Gleanings - AF Weekly news summary
17th January 2024

Here’s what caught our eyes and ears in the agri news from UK and further afield in the last week.


Natural Flood Management

Lake District farmer James Robinson explained in The Guardian how he has used Natural Flood Management (NFM) to reduce risk to his farm from increased year on year rainfall we are experiencing. “The becks on our farm have suffered from over-management. We’ve got these elevated becks on some of our farm as well as some that have been cleaned up and cleaned out” he said.

When he took the farm over 20 years ago, he immediately started thinking how he could mitigate flooding risk. Initially he allowed the area around becks to become wilder, as well as increasing the size of the watercourses. He also added meanders and bends to becks which had been straightened by previous generations. They have also created scrapes and pond areas.

Since leaving sides of banks to grow, forest regeneration has started, which helps nature as well as averting floods.
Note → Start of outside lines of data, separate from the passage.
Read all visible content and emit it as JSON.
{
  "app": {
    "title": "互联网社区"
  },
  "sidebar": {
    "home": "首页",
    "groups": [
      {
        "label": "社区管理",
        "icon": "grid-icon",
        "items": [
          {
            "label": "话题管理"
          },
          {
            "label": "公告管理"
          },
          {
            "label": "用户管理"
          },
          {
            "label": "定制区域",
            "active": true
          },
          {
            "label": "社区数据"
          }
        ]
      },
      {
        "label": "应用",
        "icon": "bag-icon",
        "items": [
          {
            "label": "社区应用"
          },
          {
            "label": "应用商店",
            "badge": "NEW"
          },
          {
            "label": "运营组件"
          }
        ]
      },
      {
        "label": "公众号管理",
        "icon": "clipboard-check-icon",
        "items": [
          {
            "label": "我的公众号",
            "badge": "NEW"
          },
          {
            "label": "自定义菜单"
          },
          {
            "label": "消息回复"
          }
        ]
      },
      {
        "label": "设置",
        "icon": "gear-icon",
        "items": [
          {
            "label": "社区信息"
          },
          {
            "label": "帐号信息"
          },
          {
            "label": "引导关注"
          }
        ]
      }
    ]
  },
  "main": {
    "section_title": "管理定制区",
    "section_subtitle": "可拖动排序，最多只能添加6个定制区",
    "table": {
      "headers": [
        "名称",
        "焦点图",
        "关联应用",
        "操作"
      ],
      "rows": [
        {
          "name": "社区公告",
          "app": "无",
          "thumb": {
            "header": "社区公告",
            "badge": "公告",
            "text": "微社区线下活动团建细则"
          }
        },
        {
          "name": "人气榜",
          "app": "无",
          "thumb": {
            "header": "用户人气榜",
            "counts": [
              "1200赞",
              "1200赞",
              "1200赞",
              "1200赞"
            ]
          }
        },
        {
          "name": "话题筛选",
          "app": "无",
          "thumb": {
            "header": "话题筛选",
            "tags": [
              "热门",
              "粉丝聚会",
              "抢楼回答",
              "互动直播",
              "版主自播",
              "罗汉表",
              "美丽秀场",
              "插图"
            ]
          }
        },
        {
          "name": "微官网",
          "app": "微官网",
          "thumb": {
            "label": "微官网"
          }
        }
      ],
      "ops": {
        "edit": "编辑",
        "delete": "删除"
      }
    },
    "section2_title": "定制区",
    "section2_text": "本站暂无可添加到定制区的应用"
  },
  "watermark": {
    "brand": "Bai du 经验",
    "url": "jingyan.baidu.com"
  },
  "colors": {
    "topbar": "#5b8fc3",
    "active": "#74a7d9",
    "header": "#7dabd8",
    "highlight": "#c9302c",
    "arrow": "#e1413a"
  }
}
This has been bolstered by the planting of more trees, to hold more water and improve the soil. “We planted about 10 acres of our pasture last year, and that will benefit the cattle for shade. We are going to get increased temperatures in coming years so cattle are going to need a lot more shade.”
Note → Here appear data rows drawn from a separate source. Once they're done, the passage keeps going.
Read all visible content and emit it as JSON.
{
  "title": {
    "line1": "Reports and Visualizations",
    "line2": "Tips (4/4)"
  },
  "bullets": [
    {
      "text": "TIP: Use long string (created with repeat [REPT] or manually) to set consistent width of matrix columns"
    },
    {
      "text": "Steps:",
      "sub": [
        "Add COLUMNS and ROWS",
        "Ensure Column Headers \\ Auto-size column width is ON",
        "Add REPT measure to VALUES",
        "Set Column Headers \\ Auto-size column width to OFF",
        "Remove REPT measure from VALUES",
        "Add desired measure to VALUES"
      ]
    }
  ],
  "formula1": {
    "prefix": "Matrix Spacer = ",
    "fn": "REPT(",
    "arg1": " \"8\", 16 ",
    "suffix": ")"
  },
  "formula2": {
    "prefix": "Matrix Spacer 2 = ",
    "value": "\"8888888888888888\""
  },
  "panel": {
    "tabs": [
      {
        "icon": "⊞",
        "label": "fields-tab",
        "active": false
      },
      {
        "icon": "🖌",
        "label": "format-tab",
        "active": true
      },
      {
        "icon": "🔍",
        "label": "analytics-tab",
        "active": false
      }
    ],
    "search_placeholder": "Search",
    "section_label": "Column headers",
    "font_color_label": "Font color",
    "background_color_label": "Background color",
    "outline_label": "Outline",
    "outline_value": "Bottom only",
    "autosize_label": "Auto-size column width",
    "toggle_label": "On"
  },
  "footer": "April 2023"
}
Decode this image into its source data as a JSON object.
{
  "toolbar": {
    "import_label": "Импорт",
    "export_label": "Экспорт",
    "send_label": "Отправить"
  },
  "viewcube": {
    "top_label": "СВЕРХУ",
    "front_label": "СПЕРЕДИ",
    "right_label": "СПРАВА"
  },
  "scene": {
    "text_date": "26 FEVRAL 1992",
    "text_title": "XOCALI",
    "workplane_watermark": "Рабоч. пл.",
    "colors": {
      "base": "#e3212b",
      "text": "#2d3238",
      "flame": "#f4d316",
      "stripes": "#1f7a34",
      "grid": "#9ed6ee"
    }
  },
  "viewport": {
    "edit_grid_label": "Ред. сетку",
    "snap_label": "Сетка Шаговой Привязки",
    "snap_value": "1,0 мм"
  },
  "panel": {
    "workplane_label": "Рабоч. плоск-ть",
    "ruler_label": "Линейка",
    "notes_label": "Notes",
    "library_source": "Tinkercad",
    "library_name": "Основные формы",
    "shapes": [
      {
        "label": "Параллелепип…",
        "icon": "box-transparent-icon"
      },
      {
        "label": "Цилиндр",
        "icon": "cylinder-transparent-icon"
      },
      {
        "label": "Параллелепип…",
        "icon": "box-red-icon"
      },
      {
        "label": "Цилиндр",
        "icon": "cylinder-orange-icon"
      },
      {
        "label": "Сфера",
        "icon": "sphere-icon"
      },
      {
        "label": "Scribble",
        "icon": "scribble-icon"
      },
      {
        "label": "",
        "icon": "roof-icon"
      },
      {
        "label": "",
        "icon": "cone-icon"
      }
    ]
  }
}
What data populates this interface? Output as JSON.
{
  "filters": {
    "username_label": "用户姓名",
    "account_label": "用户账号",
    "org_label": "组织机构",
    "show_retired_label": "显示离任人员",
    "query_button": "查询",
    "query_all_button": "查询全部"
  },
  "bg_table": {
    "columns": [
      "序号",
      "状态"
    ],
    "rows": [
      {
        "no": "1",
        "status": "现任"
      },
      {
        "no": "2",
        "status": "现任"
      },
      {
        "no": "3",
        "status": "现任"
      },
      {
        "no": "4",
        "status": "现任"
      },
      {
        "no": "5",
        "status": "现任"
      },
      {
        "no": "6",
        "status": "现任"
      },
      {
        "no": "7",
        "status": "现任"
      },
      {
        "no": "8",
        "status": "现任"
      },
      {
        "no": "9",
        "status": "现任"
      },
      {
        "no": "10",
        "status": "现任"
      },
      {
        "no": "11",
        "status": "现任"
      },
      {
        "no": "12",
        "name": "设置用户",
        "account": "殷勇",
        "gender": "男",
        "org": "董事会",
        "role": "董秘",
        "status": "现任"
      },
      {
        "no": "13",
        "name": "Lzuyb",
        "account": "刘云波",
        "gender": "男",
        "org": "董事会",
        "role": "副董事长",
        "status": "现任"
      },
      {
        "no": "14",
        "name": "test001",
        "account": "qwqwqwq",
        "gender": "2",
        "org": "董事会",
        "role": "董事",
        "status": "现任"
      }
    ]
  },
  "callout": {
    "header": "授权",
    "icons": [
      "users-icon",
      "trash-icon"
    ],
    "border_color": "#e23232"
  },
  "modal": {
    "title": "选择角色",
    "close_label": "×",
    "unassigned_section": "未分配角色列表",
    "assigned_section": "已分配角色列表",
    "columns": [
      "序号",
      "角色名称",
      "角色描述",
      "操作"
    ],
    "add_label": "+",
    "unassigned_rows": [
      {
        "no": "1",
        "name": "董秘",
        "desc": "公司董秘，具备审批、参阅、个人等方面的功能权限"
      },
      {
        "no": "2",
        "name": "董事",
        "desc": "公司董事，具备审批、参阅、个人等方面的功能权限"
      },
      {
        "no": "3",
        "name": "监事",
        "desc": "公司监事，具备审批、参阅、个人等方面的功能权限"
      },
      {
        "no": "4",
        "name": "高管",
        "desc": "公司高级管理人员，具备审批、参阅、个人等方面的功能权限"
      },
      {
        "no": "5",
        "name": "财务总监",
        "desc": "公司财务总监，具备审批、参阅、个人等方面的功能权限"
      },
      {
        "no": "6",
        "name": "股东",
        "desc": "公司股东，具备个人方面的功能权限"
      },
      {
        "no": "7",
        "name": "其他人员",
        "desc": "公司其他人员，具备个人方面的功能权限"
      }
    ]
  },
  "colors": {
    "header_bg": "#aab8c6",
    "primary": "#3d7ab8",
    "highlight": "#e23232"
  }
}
As floods hit the UK and the rest of the world with growing frequency, NFM is increasingly becoming part of the response, and the evidence so far available suggests that NFM works, and also has benefits for wildlife which lives in wetlands created.


Illegally imported meat shocker

Over five tonnes of illegally imported meat was seized at Dover over the weekend before Christmas, adding to the 57 tonnes seized, often from private individuals, since September 2022. Unless the Port Authority have got very lucky, this must be the tip of the iceberg.

In related news the Scottish environment minister is urging DEFRA undersecretary responsible for biosecurity, Robbie Douglas-Miller, to tighten rules around import of meat, fish and dairy for personal use. Currently EU, Swiss, Norwegian and Icelandic citizens can bring any amount of these into the country, the only cap being 2 kg of pork products. Given the threat of African swine fever, blue tongue and avian influenza banning personal meat imports seems a small price to pay to protect our national herds and flocks.


Sizzling fiesta as UK and Mexico seal pork deal

Mexico is one of the largest pork importers in the world. Soon UK pork meat and offals will be making their way across the Atlantic to the land of the Aztecs. Although limited initially to £18m over five years, this is a great new export stream to a country where pork is the second most consumed meat.

Opening up new trade routes is always welcome, and especially to a large populous country, which has great potential for growth and development in the coming years ¡Arriba Arriba!



Eccentric nerd Mark Zuckerberg has boasted of raising “world-class” beef cattle on his 1,400-acre ranch on Kauai, Hawaii’s oldest island. He posted on his Instagram site:

“Started raising cattle at Ko’olau ranch on Kauai, and my goal is to create some of the highest quality beef in the world.” 

“Each cow eats 5,000-10,000 lbs of food each year, so that’s a lot of acres of macadamia trees. My daughters help plant the mac trees and take care of our different animals. We’re still early in the journey and it’s fun improving on it every season. Of all my projects, this is the most delicious.”

As he suggests, there the beef cattle are being fed macadamia nuts and beer produced on the ranch.

Mitch Jones, a director at American watchdog Food & Water Watch said, “Raising cattle on water-intensive macadamia nuts and beer is just a billionaire’s strange sideshow. We need real agriculture reform to address inequities in our food system and reality of a warming climate. We need to promote viability of small and medium-sized farms that work to feed everyone, not just wealthy celebrities.”


Tweet of the week

From AF Member Tom Clarke: